Musk’s fury was directed towards Alameda County Health Officer Erica Pan, who said the Fremont company would not be able to reopen despite California Governor Gavin Newsom lifting some coronavirus restrictions at the time.
‘Frankly, this is the final straw. Tesla will now move its HQ and future programs to Texas/Nevada immediately,’ he said in tweet on May 9, 2020.
‘If we even retain Fremont manufacturing activity at all, it will be dependent on how Tesla is treated in the future. Tesla is the last carmaker left in CA.’
Musk first teased the move to Texas in the beginning of the coronavirus pandemic in response to California’s strict reopening guidelines. The disgruntled CEO took to a comment thread on Twitter about his opposition to the state’s reopening rules
In a separate tweet, he threatened to sue Alameda County over the restrictions
In a separate tweet, he wrote, ‘Tesla is filing a lawsuit against Alameda County immediately. The unelected & ignorant ‘Interim Health Officer’ of Alameda is acting contrary to the Governor, the President, our Constitutional freedoms & just plain common sense!’
The dispute came a week after Musk lambasted state officials over lockdown orders he called ‘fascist’ and unconstitutional.
Tesla’s move to Texas from California follows that of other tech giants like Oracle and Hewlett Packard. Texas has been reeling in companies by offering tax breaks for those that put new facilities in the state through the Texas Economic Development Act.
Texas Gov. Greg Abbott lauded Musk’s plans to move Tesla to Texas last month and said in an CNBC interview that the two talk frequently and that Musk supports his state’s ‘social policies.’

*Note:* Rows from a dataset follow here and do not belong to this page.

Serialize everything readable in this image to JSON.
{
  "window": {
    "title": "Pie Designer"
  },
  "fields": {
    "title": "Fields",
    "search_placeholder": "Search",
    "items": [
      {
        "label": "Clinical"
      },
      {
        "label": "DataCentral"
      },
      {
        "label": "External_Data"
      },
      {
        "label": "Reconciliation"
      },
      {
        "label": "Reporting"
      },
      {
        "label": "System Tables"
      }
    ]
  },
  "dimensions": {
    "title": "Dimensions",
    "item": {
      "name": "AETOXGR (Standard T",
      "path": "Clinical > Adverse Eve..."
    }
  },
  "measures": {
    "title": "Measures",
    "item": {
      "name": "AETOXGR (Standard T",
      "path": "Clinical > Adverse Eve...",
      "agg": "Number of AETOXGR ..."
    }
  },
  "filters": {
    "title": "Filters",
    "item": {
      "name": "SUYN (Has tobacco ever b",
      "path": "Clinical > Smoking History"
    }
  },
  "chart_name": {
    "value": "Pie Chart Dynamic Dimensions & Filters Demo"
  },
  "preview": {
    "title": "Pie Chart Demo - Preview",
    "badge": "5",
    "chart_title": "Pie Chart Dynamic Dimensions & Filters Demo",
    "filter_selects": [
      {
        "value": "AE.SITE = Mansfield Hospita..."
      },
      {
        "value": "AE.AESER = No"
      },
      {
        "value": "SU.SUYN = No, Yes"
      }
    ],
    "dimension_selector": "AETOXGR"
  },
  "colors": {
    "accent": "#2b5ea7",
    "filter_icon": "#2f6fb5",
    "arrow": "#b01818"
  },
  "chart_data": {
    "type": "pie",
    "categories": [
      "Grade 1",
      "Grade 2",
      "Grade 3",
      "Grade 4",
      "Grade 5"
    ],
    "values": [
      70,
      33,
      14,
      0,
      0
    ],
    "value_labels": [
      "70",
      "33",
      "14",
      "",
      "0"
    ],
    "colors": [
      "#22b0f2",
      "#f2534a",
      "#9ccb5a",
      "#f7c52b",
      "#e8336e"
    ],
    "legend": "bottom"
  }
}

His statement came a day after Texas introduced its strict abortion law that bans pregnancy terminations after a fetal heartbeat is detected within six weeks. A federal judge has since ordered a temporary injunction of the toughest-in-the-nation abortion ban.
Musk shied away from disclosing his views on the subject.
‘In general, I believe government should rarely impose its will upon the people, and, when doing so, should aspire to maximize their cumulative happiness. That said, I would prefer to stay out of politics,’ he said.